Alpine seeks input on lighting ordinance

ALPINE — The city of Alpine is considering revamping its outdoor lighting ordinance and is seeking community input.

The city’s current outdoor lighting rules date from 2009. Like other such ordinances in the region, those rules were written with the goal of keeping the night skies dark and stars visible.

But in the decade since, “new science, technology and social and economic benefits have been discovered,” city officials stated last week in a news release. As Alpine works to become recognized as an International Dark Sky Community, officials are looking at fine-tuning those lighting rules. Doing so, they said in their news release, will also help ensure that Alpine remains “a high quality visitor destination and a great place to live and work.”

The first public meeting on this issue will happen next Wednesday, October 7, from 2 p.m. until 4 p.m. at the Alpine Civic Center. Though masks are required, city officials also stress that the 8,000 square-foot center is “large enough to safely host the public meeting with proper social distance.”

The event will also be livestreamed on the City of Alpine website and Youtube account for those who don’t wish to attend. Residents can visit for more information.

The first meeting will be educational, with the goal of informing attendees on the health, safety and aesthetic implications of good lighting. Attendees will also review the current and proposed lighting ordinances, with the goal of getting feedback and questions.

Bill Wren, a worker at the McDonald Observatory, will give a presentation. Among the topics he plans to cover, according to a schedule of the event, are the history of light and the effects of lighting on human health, wildlife and sleep patterns.

The presentation will also give examples of good and bad lighting, including “classroom-style” demonstrations on these lights using a diorama and other tools. At the end of the meeting, attendees will also learn about the logistics and details on current and proposed ordinances, including the cost efficiency of the proposals.

In total, Alpine plans to hold at least three public workshops and meetings on this topic.
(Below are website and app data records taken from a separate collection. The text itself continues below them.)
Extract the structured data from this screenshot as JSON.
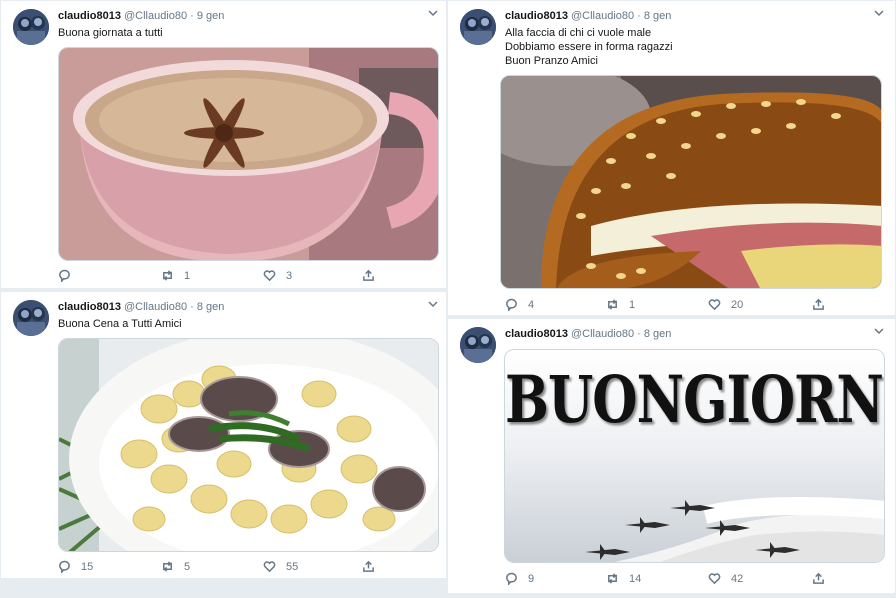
{
  "tweets": [
    {
      "name": "claudio8013",
      "handle": "@Cllaudio80",
      "date": "9 gen",
      "text": [
        "Buona giornata a tutti"
      ],
      "media_desc": "cappuccino-with-star-anise",
      "stats": {
        "replies": "",
        "retweets": "1",
        "likes": "3"
      }
    },
    {
      "name": "claudio8013",
      "handle": "@Cllaudio80",
      "date": "8 gen",
      "text": [
        "Alla faccia di chi ci vuole male",
        "Dobbiamo essere in forma ragazzi",
        "Buon Pranzo Amici"
      ],
      "media_desc": "sesame-bread-sandwich",
      "stats": {
        "replies": "4",
        "retweets": "1",
        "likes": "20"
      }
    },
    {
      "name": "claudio8013",
      "handle": "@Cllaudio80",
      "date": "8 gen",
      "text": [
        "Buona Cena a Tutti Amici"
      ],
      "media_desc": "orecchiette-with-clams",
      "stats": {
        "replies": "15",
        "retweets": "5",
        "likes": "55"
      }
    },
    {
      "name": "claudio8013",
      "handle": "@Cllaudio80",
      "date": "8 gen",
      "text": [],
      "media_text": "BUONGIORNO",
      "media_desc": "aerobatic-jets-with-smoke",
      "stats": {
        "replies": "9",
        "retweets": "14",
        "likes": "42"
      }
    }
  ],
  "icons": {
    "reply": "reply-icon",
    "retweet": "retweet-icon",
    "like": "heart-icon",
    "share": "share-icon",
    "menu": "chevron-down-icon"
  }
}
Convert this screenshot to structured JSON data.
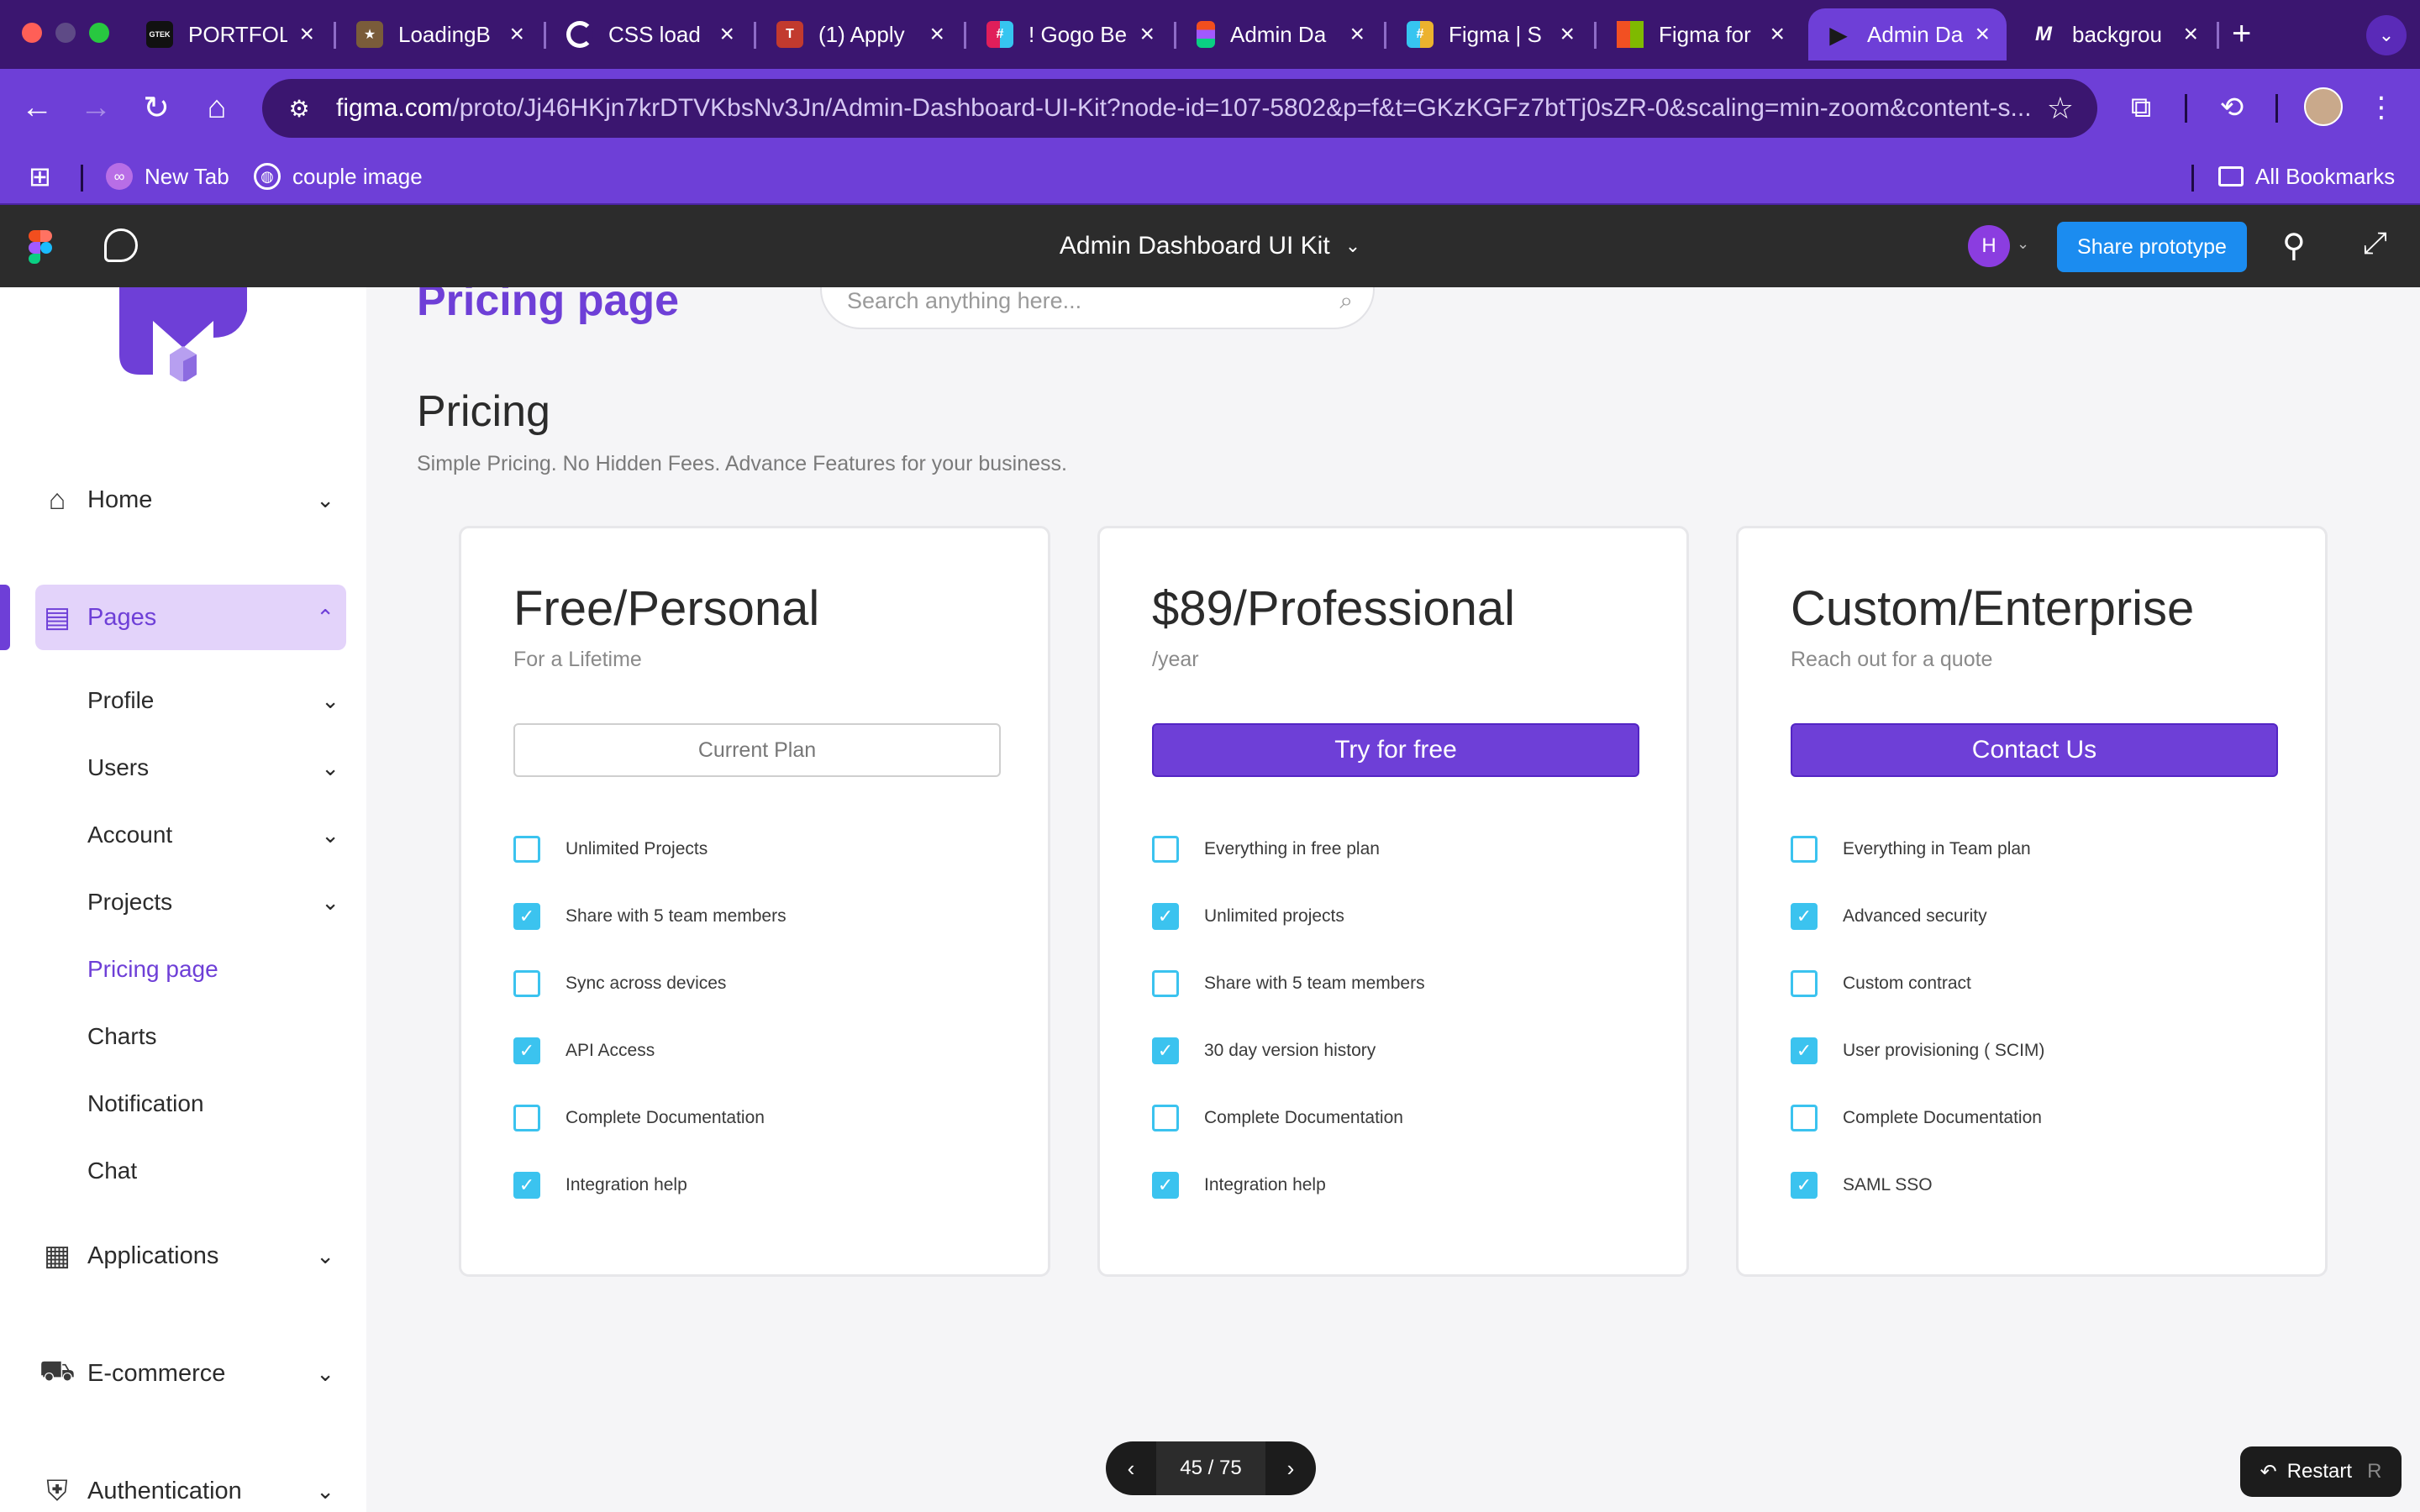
{
  "browser": {
    "tabs": [
      {
        "label": "PORTFOL",
        "icon": "gtek-favicon",
        "color": "#111111"
      },
      {
        "label": "LoadingB",
        "icon": "loadingbar-favicon",
        "color": "#7a5c3a"
      },
      {
        "label": "CSS load",
        "icon": "ring-favicon",
        "color": "#ffffff"
      },
      {
        "label": "(1) Apply",
        "icon": "apply-favicon",
        "color": "#c23a2e"
      },
      {
        "label": "! Gogo Be",
        "icon": "slack-favicon",
        "color": "#e01e5a"
      },
      {
        "label": "Admin Da",
        "icon": "figma-favicon",
        "color": "#f24e1e"
      },
      {
        "label": "Figma | S",
        "icon": "slack-favicon",
        "color": "#36c5f0"
      },
      {
        "label": "Figma for",
        "icon": "microsoft-favicon",
        "color": "#f25022"
      },
      {
        "label": "Admin Da",
        "icon": "play-favicon",
        "color": "#1a1a1a"
      },
      {
        "label": "backgrou",
        "icon": "medium-favicon",
        "color": "#111111"
      }
    ],
    "url_host": "figma.com",
    "url_path": "/proto/Jj46HKjn7krDTVKbsNv3Jn/Admin-Dashboard-UI-Kit?node-id=107-5802&p=f&t=GKzKGFz7btTj0sZR-0&scaling=min-zoom&content-s...",
    "bookmarks": [
      {
        "label": "New Tab",
        "icon": "newtab-icon"
      },
      {
        "label": "couple image",
        "icon": "globe-icon"
      }
    ],
    "all_bookmarks": "All Bookmarks"
  },
  "figma": {
    "title": "Admin Dashboard UI Kit",
    "avatar_initial": "H",
    "share_label": "Share prototype",
    "page_indicator": "45 / 75",
    "restart_label": "Restart",
    "restart_key": "R"
  },
  "sidebar": {
    "items": [
      {
        "label": "Home",
        "icon": "home-icon"
      },
      {
        "label": "Pages",
        "icon": "document-icon"
      },
      {
        "label": "Applications",
        "icon": "archive-icon"
      },
      {
        "label": "E-commerce",
        "icon": "basket-icon"
      },
      {
        "label": "Authentication",
        "icon": "shield-icon"
      }
    ],
    "subitems": [
      "Profile",
      "Users",
      "Account",
      "Projects",
      "Pricing page",
      "Charts",
      "Notification",
      "Chat"
    ]
  },
  "main": {
    "heading": "Pricing page",
    "search_placeholder": "Search anything here...",
    "section_title": "Pricing",
    "section_subtitle": "Simple Pricing. No Hidden Fees. Advance Features for your business."
  },
  "plans": [
    {
      "title": "Free/Personal",
      "subtitle": "For a Lifetime",
      "button": "Current Plan",
      "features": [
        {
          "label": "Unlimited Projects",
          "checked": false
        },
        {
          "label": "Share with 5 team members",
          "checked": true
        },
        {
          "label": "Sync across devices",
          "checked": false
        },
        {
          "label": "API Access",
          "checked": true
        },
        {
          "label": "Complete Documentation",
          "checked": false
        },
        {
          "label": "Integration help",
          "checked": true
        }
      ]
    },
    {
      "title": "$89/Professional",
      "subtitle": "/year",
      "button": "Try for free",
      "features": [
        {
          "label": "Everything in free plan",
          "checked": false
        },
        {
          "label": "Unlimited projects",
          "checked": true
        },
        {
          "label": "Share with 5 team members",
          "checked": false
        },
        {
          "label": "30 day version history",
          "checked": true
        },
        {
          "label": "Complete Documentation",
          "checked": false
        },
        {
          "label": "Integration help",
          "checked": true
        }
      ]
    },
    {
      "title": "Custom/Enterprise",
      "subtitle": "Reach out for a quote",
      "button": "Contact Us",
      "features": [
        {
          "label": "Everything in Team plan",
          "checked": false
        },
        {
          "label": "Advanced security",
          "checked": true
        },
        {
          "label": "Custom contract",
          "checked": false
        },
        {
          "label": "User provisioning ( SCIM)",
          "checked": true
        },
        {
          "label": "Complete Documentation",
          "checked": false
        },
        {
          "label": "SAML SSO",
          "checked": true
        }
      ]
    }
  ],
  "colors": {
    "brand": "#6e3fd7",
    "checkbox": "#3bc3ef",
    "share": "#1b8cf0"
  }
}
Officials have not yet released final dates for the second and third meetings.

The second meeting will discuss “questions and technical aspects” around the proposed ordinance as well as the “specific needs and wants of the community.” Finally, at the third meeting, participants will draft a final version of the proposed ordinance, with the goal of getting it on the city council agenda.